"My guess is, he wants to get ahead of it — he doesn't want anybody to accuse him of not being on top of it or not paying attention," Brown told the Denver Westward.
Yes, this is the same Michael Brown who resigned asadministrator after being accused of responding too slowly to Hurricane Katrina in 2005. Fortunately, FEMA seems to have learned its lessons from Hurricane Katrina, even if Brown has not.
"Better to be fast than to be late," current FEMA Administrator Craig Fugate told NPR in response.
It's too early to fully appreciate the damage from Sandy. As of this writing, the storm has been blamed for 88 deaths in the U.S., 44 of them in New York City, and numbers are expected to climb. The storm also is estimated to incur losses between $30 billion and $50 billion, according to the forecasting firm Eqecat, thanks to widespread electric outages, the lack of subway service in New York City, and blocked roadways.
But while those numbers represent huge losses, they don't come close to Katrina's 1,833 deaths and $108 billion in losses, according to NOAA.
The sharp differences in losses can be attributed to the fact that the nation was better prepared after Katrina. The president signed federal emergency declarations — at the request of governors — in advance of the storm for Connecticut, Delaware, District of Columbia, Maryland, Massachusetts, New Jersey, New York, Pennsylvania and Rhode Island.
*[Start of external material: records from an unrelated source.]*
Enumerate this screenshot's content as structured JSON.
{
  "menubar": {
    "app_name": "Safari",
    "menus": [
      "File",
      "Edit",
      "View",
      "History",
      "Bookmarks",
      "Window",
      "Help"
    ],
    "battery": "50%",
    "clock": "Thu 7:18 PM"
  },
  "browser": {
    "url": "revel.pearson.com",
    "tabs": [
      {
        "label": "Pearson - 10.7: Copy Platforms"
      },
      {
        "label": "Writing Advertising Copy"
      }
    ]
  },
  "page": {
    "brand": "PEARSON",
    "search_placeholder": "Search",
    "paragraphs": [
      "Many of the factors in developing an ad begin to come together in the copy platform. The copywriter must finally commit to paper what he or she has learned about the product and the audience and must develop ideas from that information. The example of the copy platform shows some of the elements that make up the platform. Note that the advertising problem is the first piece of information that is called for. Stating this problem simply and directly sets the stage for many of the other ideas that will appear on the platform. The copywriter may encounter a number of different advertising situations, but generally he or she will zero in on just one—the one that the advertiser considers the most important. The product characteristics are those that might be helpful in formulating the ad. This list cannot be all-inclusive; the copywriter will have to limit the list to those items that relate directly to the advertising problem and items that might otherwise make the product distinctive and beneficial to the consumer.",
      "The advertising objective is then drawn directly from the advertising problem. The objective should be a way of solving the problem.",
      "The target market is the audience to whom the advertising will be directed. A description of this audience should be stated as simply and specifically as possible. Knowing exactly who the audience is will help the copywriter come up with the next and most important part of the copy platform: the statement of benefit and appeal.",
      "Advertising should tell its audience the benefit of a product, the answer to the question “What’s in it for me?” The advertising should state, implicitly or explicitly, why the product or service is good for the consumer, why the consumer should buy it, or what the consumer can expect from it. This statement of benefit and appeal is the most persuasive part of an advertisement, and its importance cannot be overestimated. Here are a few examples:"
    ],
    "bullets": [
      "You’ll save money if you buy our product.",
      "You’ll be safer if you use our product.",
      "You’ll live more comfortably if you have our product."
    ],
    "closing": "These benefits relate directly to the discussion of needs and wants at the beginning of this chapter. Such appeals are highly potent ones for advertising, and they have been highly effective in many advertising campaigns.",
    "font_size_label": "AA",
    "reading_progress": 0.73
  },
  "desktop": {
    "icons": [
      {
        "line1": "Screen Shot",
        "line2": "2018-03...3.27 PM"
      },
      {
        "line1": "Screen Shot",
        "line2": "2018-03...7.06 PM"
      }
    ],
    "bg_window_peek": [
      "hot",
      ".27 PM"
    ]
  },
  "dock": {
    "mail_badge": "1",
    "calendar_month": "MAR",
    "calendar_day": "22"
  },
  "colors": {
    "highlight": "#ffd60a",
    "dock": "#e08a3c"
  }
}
Early declarations enabled evacuations and continuous response. Currently, this response continues:
- Federal, state, tribal and local partners continue rescue operations, assessing damage, and restoring electric power.
- The U.S. Coast Guard and nine FEMA US&R taskforces are staged along the East Coast, some deployed into affected areas, and the others waiting for state requests. Six additional taskforces are on alert.
- The Department of Health and Human Services deployed two, 50-person disaster medical assistance teams to provide triage and basic care in shelters in New Jersey. Additional medical teams are on alert. HHS also has personnel supporting 350 ambulances in New York City.
- FEMA is working to get people in need of shelter into hotels and motels and also assessing who will need longer-term rental assistance. FEMA already sent out more than $1 million for those programs as of yesterday.
"The role of the federal government is to support the states when the disaster exceeds their capabilities," Fugate told NPR. "And when it's this bad, we work as one team."
And in its response to Sandy, it looks like FEMA did did a heck of a job.